### Problem statement
Please return all of the records that follow, exactly as written.

Data records for software interfaces

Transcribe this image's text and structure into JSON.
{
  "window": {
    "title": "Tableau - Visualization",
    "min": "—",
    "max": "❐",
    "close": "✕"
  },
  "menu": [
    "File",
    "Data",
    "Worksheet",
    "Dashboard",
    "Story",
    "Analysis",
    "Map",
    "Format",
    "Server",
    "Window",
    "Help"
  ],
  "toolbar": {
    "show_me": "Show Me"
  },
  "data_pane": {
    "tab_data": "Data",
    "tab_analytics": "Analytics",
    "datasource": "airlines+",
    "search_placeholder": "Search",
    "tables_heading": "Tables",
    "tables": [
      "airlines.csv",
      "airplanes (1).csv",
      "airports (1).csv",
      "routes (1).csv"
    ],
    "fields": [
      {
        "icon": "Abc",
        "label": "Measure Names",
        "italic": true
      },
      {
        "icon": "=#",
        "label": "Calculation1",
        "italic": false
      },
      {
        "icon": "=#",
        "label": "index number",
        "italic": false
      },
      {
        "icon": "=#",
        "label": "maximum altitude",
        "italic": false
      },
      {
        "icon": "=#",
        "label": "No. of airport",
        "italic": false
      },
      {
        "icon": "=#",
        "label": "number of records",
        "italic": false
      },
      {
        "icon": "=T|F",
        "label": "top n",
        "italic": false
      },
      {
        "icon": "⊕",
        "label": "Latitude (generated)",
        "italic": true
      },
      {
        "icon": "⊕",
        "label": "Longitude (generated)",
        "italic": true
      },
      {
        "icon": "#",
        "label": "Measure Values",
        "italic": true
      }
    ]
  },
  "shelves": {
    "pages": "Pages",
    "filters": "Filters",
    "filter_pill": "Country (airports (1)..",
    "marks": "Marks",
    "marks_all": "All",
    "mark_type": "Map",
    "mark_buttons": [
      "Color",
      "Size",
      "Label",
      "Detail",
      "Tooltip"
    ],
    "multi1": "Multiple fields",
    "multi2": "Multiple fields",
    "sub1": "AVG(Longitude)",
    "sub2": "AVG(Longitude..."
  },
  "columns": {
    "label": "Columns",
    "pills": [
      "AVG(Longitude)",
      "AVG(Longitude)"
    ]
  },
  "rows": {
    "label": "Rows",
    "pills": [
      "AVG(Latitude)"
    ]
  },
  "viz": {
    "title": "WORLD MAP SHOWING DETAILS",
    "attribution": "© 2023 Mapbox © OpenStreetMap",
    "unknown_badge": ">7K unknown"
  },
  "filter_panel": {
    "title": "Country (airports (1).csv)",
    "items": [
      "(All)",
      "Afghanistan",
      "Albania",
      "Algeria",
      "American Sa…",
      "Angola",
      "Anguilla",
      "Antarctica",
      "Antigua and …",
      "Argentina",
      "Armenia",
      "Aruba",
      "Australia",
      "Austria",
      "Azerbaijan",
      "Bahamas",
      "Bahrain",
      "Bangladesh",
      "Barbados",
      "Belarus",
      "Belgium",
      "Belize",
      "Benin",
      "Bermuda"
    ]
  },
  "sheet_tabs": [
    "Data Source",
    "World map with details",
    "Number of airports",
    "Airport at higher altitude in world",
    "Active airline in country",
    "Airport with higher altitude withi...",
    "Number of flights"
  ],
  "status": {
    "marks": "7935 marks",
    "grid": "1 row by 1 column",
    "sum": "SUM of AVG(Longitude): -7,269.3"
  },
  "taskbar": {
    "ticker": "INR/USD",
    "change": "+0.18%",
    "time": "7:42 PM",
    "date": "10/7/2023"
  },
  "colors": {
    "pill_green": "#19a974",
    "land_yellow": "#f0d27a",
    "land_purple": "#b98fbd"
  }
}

### Result of the task
Transcribe this image's text and structure into JSON.
{
  "window": {
    "title": "Tableau - Visualization",
    "min": "—",
    "max": "❐",
    "close": "✕"
  },
  "menu": [
    "File",
    "Data",
    "Worksheet",
    "Dashboard",
    "Story",
    "Analysis",
    "Map",
    "Format",
    "Server",
    "Window",
    "Help"
  ],
  "toolbar": {
    "show_me": "Show Me"
  },
  "data_pane": {
    "tab_data": "Data",
    "tab_analytics": "Analytics",
    "datasource": "airlines+",
    "search_placeholder": "Search",
    "tables_heading": "Tables",
    "tables": [
      "airlines.csv",
      "airplanes (1).csv",
      "airports (1).csv",
      "routes (1).csv"
    ],
    "fields": [
      {
        "icon": "Abc",
        "label": "Measure Names",
        "italic": true
      },
      {
        "icon": "=#",
        "label": "Calculation1",
        "italic": false
      },
      {
        "icon": "=#",
        "label": "index number",
        "italic": false
      },
      {
        "icon": "=#",
        "label": "maximum altitude",
        "italic": false
      },
      {
        "icon": "=#",
        "label": "No. of airport",
        "italic": false
      },
      {
        "icon": "=#",
        "label": "number of records",
        "italic": false
      },
      {
        "icon": "=T|F",
        "label": "top n",
        "italic": false
      },
      {
        "icon": "⊕",
        "label": "Latitude (generated)",
        "italic": true
      },
      {
        "icon": "⊕",
        "label": "Longitude (generated)",
        "italic": true
      },
      {
        "icon": "#",
        "label": "Measure Values",
        "italic": true
      }
    ]
  },
  "shelves": {
    "pages": "Pages",
    "filters": "Filters",
    "filter_pill": "Country (airports (1)..",
    "marks": "Marks",
    "marks_all": "All",
    "mark_type": "Map",
    "mark_buttons": [
      "Color",
      "Size",
      "Label",
      "Detail",
      "Tooltip"
    ],
    "multi1": "Multiple fields",
    "multi2": "Multiple fields",
    "sub1": "AVG(Longitude)",
    "sub2": "AVG(Longitude..."
  },
  "columns": {
    "label": "Columns",
    "pills": [
      "AVG(Longitude)",
      "AVG(Longitude)"
    ]
  },
  "rows": {
    "label": "Rows",
    "pills": [
      "AVG(Latitude)"
    ]
  },
  "viz": {
    "title": "WORLD MAP SHOWING DETAILS",
    "attribution": "© 2023 Mapbox © OpenStreetMap",
    "unknown_badge": ">7K unknown"
  },
  "filter_panel": {
    "title": "Country (airports (1).csv)",
    "items": [
      "(All)",
      "Afghanistan",
      "Albania",
      "Algeria",
      "American Sa…",
      "Angola",
      "Anguilla",
      "Antarctica",
      "Antigua and …",
      "Argentina",
      "Armenia",
      "Aruba",
      "Australia",
      "Austria",
      "Azerbaijan",
      "Bahamas",
      "Bahrain",
      "Bangladesh",
      "Barbados",
      "Belarus",
      "Belgium",
      "Belize",
      "Benin",
      "Bermuda"
    ]
  },
  "sheet_tabs": [
    "Data Source",
    "World map with details",
    "Number of airports",
    "Airport at higher altitude in world",
    "Active airline in country",
    "Airport with higher altitude withi...",
    "Number of flights"
  ],
  "status": {
    "marks": "7935 marks",
    "grid": "1 row by 1 column",
    "sum": "SUM of AVG(Longitude): -7,269.3"
  },
  "taskbar": {
    "ticker": "INR/USD",
    "change": "+0.18%",
    "time": "7:42 PM",
    "date": "10/7/2023"
  },
  "colors": {
    "pill_green": "#19a974",
    "land_yellow": "#f0d27a",
    "land_purple": "#b98fbd"
  }
}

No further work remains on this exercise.